> [Exercise]
Count every line in the data below where the word "name" appears, then state only that count.
── Data section ──
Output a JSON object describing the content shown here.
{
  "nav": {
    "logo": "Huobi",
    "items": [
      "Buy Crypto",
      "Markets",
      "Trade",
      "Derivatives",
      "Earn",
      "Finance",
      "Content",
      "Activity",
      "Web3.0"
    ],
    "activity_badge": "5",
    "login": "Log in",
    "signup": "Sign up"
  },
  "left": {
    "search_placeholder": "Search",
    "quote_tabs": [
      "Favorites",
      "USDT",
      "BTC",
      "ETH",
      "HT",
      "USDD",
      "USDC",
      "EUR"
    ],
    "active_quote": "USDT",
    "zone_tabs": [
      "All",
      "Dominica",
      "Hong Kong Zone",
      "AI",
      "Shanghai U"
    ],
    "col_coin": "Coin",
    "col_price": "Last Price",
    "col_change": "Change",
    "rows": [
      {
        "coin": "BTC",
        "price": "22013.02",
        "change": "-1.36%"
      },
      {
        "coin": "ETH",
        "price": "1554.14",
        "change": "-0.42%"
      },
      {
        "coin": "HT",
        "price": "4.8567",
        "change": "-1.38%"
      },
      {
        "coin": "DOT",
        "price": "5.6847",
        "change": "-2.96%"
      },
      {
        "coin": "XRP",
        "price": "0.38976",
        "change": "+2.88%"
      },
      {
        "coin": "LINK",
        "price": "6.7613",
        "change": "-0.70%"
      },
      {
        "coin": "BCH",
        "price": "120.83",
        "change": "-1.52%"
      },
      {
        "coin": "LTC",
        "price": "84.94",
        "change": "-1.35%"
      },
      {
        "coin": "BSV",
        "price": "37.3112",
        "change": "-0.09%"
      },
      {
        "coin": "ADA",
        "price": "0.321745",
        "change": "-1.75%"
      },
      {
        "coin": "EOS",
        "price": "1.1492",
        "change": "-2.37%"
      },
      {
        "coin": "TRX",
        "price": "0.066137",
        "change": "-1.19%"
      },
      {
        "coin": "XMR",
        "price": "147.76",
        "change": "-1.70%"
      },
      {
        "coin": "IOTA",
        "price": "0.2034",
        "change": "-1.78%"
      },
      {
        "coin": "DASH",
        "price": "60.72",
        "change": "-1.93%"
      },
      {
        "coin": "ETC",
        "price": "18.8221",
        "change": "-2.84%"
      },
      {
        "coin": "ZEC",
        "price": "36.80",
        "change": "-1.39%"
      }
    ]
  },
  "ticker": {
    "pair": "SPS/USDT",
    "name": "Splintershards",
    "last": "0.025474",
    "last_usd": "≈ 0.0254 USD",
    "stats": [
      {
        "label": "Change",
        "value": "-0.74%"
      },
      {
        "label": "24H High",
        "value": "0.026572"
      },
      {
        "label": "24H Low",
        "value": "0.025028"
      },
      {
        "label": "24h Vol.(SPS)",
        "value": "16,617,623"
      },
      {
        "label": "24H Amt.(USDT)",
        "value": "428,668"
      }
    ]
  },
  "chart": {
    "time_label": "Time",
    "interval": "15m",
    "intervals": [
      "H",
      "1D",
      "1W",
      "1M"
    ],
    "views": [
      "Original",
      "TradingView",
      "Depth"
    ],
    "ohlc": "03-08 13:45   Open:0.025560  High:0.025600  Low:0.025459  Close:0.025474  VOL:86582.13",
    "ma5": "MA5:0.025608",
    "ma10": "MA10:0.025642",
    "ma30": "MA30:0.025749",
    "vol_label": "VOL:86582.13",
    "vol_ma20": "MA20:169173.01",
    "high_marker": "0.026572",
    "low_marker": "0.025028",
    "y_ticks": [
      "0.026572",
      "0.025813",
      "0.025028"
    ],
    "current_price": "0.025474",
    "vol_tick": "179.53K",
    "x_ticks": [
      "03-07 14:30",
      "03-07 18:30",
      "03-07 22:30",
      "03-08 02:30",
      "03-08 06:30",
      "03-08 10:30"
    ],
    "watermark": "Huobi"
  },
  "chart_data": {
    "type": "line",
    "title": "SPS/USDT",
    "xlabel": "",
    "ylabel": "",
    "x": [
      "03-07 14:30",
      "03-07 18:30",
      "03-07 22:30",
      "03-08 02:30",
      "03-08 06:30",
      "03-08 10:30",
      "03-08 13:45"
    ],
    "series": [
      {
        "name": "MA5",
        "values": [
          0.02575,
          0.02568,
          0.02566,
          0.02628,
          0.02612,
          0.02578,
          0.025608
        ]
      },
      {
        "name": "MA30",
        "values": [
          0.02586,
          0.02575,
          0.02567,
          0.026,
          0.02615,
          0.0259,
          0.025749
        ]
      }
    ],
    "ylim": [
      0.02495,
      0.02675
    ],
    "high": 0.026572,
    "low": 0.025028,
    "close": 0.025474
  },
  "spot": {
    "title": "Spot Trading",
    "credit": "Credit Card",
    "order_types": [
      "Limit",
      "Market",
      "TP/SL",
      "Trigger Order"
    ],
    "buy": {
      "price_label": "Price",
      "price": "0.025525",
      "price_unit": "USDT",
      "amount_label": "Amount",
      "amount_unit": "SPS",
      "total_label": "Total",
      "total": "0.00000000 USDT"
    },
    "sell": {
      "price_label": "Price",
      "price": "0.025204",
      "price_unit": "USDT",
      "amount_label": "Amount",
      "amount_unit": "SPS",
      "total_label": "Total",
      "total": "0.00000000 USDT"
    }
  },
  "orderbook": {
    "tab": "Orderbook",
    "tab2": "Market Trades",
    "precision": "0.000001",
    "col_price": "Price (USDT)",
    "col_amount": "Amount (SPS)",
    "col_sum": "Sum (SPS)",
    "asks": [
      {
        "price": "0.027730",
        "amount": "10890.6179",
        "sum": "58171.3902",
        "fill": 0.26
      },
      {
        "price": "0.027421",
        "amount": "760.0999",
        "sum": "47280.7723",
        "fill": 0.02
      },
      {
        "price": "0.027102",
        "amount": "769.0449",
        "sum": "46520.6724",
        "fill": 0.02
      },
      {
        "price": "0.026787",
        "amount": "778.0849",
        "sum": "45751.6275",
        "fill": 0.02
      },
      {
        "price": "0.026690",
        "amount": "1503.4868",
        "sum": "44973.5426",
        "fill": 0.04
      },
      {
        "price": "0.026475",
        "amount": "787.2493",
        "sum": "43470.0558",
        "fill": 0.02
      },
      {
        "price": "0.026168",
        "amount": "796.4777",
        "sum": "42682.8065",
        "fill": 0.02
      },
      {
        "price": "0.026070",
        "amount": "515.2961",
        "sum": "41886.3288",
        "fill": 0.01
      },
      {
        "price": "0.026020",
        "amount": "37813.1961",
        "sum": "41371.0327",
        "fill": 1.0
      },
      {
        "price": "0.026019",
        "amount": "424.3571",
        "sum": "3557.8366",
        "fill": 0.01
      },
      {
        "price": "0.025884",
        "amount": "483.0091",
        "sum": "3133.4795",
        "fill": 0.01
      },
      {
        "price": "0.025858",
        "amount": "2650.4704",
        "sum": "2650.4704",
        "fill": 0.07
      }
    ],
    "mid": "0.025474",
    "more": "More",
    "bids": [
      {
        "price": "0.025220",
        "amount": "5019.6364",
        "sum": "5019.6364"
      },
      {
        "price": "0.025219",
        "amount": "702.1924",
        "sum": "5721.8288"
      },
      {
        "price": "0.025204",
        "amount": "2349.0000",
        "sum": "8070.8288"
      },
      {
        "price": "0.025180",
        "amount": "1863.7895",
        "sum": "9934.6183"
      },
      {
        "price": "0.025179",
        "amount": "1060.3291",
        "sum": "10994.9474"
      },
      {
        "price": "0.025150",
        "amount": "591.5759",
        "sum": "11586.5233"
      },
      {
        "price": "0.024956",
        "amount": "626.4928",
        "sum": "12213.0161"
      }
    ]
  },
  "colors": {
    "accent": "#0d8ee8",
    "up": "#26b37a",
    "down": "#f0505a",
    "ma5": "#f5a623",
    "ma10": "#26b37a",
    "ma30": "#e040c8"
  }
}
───
> [Solved problem]
3